*Task description*
Return the entries exactly. Images are not part of the copy.
┄┄┄┄┄┄
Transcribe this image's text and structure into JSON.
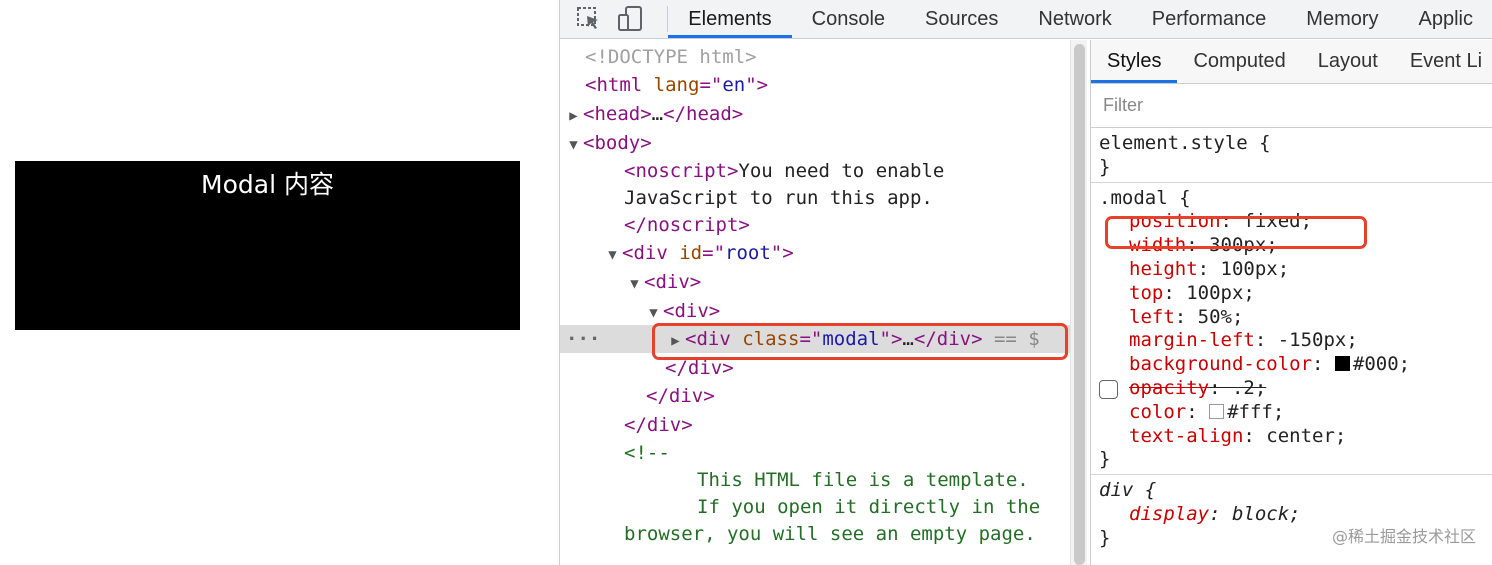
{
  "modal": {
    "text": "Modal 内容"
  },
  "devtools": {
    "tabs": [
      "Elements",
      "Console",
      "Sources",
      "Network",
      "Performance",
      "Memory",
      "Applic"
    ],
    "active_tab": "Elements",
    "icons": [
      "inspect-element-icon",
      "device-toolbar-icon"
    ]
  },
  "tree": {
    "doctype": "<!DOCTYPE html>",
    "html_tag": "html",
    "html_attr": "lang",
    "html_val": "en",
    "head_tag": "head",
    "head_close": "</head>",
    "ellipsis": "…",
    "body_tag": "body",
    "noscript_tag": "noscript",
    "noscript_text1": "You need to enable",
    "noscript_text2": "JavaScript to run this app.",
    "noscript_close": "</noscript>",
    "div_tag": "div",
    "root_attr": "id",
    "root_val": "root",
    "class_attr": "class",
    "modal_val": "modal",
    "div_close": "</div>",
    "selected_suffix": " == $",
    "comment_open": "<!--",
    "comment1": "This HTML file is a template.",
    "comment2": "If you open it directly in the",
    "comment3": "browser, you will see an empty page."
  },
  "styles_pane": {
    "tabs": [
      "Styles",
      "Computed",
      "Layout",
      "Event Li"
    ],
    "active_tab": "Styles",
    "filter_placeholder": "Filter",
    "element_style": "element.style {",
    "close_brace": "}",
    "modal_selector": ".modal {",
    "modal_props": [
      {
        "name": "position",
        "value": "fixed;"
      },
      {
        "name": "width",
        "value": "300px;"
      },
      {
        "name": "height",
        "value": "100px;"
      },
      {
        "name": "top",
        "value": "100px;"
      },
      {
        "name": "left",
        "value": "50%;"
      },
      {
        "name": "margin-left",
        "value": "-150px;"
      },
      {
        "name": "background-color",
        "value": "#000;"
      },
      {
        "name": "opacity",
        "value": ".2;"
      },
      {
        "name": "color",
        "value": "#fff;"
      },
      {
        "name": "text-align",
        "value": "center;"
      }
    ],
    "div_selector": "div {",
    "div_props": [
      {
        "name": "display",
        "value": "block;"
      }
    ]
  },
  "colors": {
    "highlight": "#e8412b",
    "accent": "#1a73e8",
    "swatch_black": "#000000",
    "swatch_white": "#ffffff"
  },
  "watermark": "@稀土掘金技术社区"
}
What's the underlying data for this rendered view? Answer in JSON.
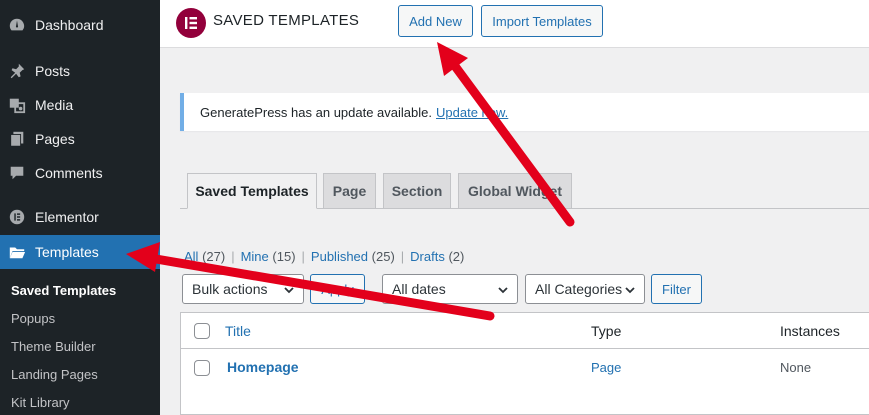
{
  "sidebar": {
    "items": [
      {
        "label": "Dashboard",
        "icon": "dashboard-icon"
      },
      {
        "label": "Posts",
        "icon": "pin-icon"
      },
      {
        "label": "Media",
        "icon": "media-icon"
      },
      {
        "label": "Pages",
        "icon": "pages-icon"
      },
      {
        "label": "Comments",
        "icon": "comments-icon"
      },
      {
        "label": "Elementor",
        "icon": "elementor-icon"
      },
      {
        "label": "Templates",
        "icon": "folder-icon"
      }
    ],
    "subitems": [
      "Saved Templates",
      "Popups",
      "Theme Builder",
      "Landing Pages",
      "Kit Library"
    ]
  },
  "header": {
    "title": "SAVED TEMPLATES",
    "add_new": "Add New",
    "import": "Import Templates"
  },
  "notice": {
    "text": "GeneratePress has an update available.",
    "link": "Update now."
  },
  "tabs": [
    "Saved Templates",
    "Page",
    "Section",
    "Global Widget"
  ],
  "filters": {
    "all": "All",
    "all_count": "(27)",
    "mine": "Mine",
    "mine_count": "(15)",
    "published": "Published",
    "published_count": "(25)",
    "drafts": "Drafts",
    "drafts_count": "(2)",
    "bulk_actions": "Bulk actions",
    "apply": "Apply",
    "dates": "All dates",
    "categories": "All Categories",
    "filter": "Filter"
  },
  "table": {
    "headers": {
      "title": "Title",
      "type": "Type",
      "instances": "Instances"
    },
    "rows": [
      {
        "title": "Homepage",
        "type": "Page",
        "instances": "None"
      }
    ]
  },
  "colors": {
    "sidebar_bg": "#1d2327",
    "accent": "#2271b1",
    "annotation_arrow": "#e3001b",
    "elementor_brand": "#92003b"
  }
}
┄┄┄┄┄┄
*Your response*
Transcribe this image's text and structure into JSON.
{
  "modal": {
    "text": "Modal 内容"
  },
  "devtools": {
    "tabs": [
      "Elements",
      "Console",
      "Sources",
      "Network",
      "Performance",
      "Memory",
      "Applic"
    ],
    "active_tab": "Elements",
    "icons": [
      "inspect-element-icon",
      "device-toolbar-icon"
    ]
  },
  "tree": {
    "doctype": "<!DOCTYPE html>",
    "html_tag": "html",
    "html_attr": "lang",
    "html_val": "en",
    "head_tag": "head",
    "head_close": "</head>",
    "ellipsis": "…",
    "body_tag": "body",
    "noscript_tag": "noscript",
    "noscript_text1": "You need to enable",
    "noscript_text2": "JavaScript to run this app.",
    "noscript_close": "</noscript>",
    "div_tag": "div",
    "root_attr": "id",
    "root_val": "root",
    "class_attr": "class",
    "modal_val": "modal",
    "div_close": "</div>",
    "selected_suffix": " == $",
    "comment_open": "<!--",
    "comment1": "This HTML file is a template.",
    "comment2": "If you open it directly in the",
    "comment3": "browser, you will see an empty page."
  },
  "styles_pane": {
    "tabs": [
      "Styles",
      "Computed",
      "Layout",
      "Event Li"
    ],
    "active_tab": "Styles",
    "filter_placeholder": "Filter",
    "element_style": "element.style {",
    "close_brace": "}",
    "modal_selector": ".modal {",
    "modal_props": [
      {
        "name": "position",
        "value": "fixed;"
      },
      {
        "name": "width",
        "value": "300px;"
      },
      {
        "name": "height",
        "value": "100px;"
      },
      {
        "name": "top",
        "value": "100px;"
      },
      {
        "name": "left",
        "value": "50%;"
      },
      {
        "name": "margin-left",
        "value": "-150px;"
      },
      {
        "name": "background-color",
        "value": "#000;"
      },
      {
        "name": "opacity",
        "value": ".2;"
      },
      {
        "name": "color",
        "value": "#fff;"
      },
      {
        "name": "text-align",
        "value": "center;"
      }
    ],
    "div_selector": "div {",
    "div_props": [
      {
        "name": "display",
        "value": "block;"
      }
    ]
  },
  "colors": {
    "highlight": "#e8412b",
    "accent": "#1a73e8",
    "swatch_black": "#000000",
    "swatch_white": "#ffffff"
  },
  "watermark": "@稀土掘金技术社区"
}
What's the underlying data for this rendered view? Answer in JSON.
{
  "sidebar": {
    "items": [
      {
        "label": "Dashboard",
        "icon": "dashboard-icon"
      },
      {
        "label": "Posts",
        "icon": "pin-icon"
      },
      {
        "label": "Media",
        "icon": "media-icon"
      },
      {
        "label": "Pages",
        "icon": "pages-icon"
      },
      {
        "label": "Comments",
        "icon": "comments-icon"
      },
      {
        "label": "Elementor",
        "icon": "elementor-icon"
      },
      {
        "label": "Templates",
        "icon": "folder-icon"
      }
    ],
    "subitems": [
      "Saved Templates",
      "Popups",
      "Theme Builder",
      "Landing Pages",
      "Kit Library"
    ]
  },
  "header": {
    "title": "SAVED TEMPLATES",
    "add_new": "Add New",
    "import": "Import Templates"
  },
  "notice": {
    "text": "GeneratePress has an update available.",
    "link": "Update now."
  },
  "tabs": [
    "Saved Templates",
    "Page",
    "Section",
    "Global Widget"
  ],
  "filters": {
    "all": "All",
    "all_count": "(27)",
    "mine": "Mine",
    "mine_count": "(15)",
    "published": "Published",
    "published_count": "(25)",
    "drafts": "Drafts",
    "drafts_count": "(2)",
    "bulk_actions": "Bulk actions",
    "apply": "Apply",
    "dates": "All dates",
    "categories": "All Categories",
    "filter": "Filter"
  },
  "table": {
    "headers": {
      "title": "Title",
      "type": "Type",
      "instances": "Instances"
    },
    "rows": [
      {
        "title": "Homepage",
        "type": "Page",
        "instances": "None"
      }
    ]
  },
  "colors": {
    "sidebar_bg": "#1d2327",
    "accent": "#2271b1",
    "annotation_arrow": "#e3001b",
    "elementor_brand": "#92003b"
  }
}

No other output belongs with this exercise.